══ DATASET

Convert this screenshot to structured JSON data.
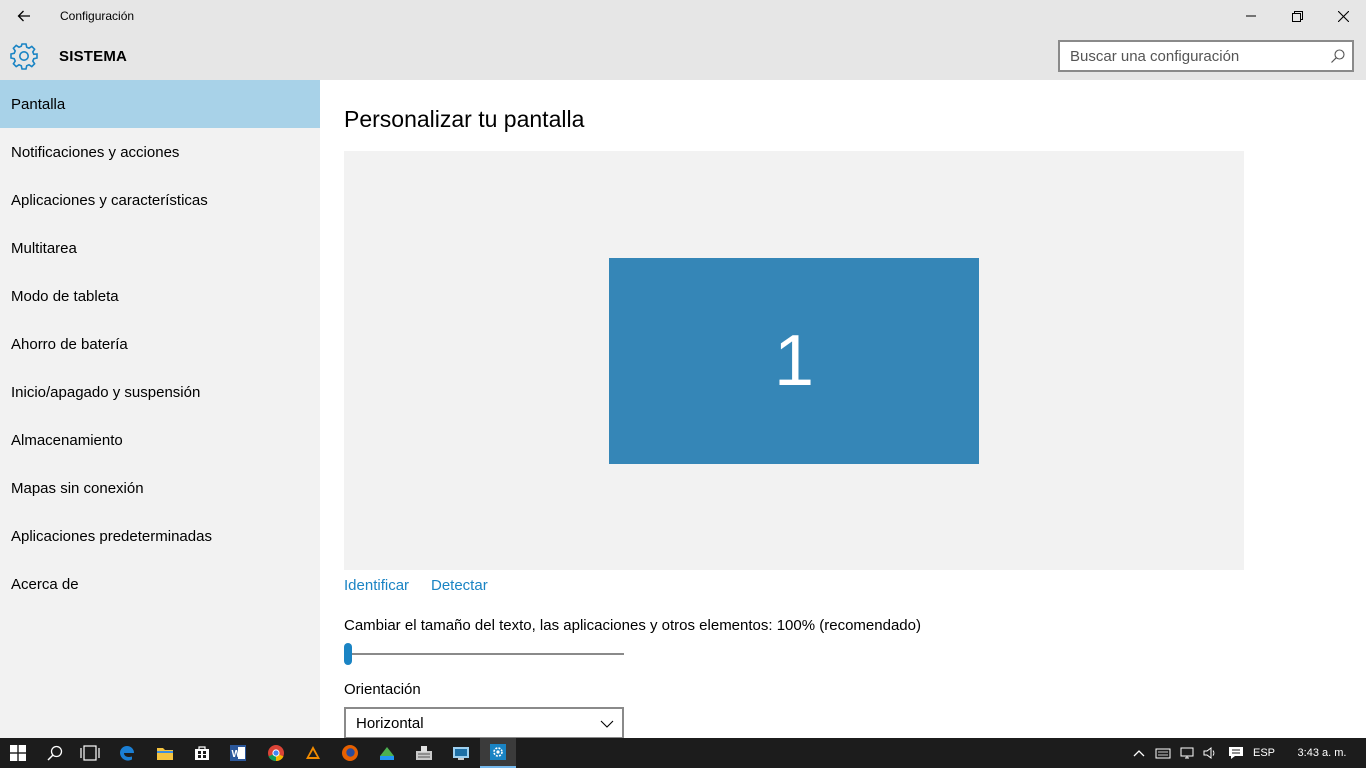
{
  "window": {
    "title": "Configuración"
  },
  "header": {
    "section": "SISTEMA",
    "search_placeholder": "Buscar una configuración"
  },
  "sidebar": {
    "items": [
      {
        "label": "Pantalla",
        "active": true
      },
      {
        "label": "Notificaciones y acciones"
      },
      {
        "label": "Aplicaciones y características"
      },
      {
        "label": "Multitarea"
      },
      {
        "label": "Modo de tableta"
      },
      {
        "label": "Ahorro de batería"
      },
      {
        "label": "Inicio/apagado y suspensión"
      },
      {
        "label": "Almacenamiento"
      },
      {
        "label": "Mapas sin conexión"
      },
      {
        "label": "Aplicaciones predeterminadas"
      },
      {
        "label": "Acerca de"
      }
    ]
  },
  "main": {
    "title": "Personalizar tu pantalla",
    "monitor_number": "1",
    "identify_link": "Identificar",
    "detect_link": "Detectar",
    "scale_label": "Cambiar el tamaño del texto, las aplicaciones y otros elementos: 100% (recomendado)",
    "scale_slider_value": 0,
    "orientation_label": "Orientación",
    "orientation_value": "Horizontal"
  },
  "taskbar": {
    "apps": [
      "start-icon",
      "search-icon",
      "task-view-icon",
      "edge-icon",
      "file-explorer-icon",
      "store-icon",
      "word-icon",
      "chrome-icon",
      "vlc-icon",
      "firefox-icon",
      "app-icon",
      "keyboard-app-icon",
      "remote-app-icon",
      "settings-icon"
    ],
    "language": "ESP",
    "clock": "3:43 a. m."
  },
  "colors": {
    "accent": "#1a84c4",
    "monitor": "#3586b7",
    "active_nav": "#a8d2e8",
    "chrome_bg": "#e6e6e6"
  }
}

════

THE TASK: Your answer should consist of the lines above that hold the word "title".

SOLUTION TO THE EXERCISE:
    "title": "Configuración"
    "title": "Personalizar tu pantalla",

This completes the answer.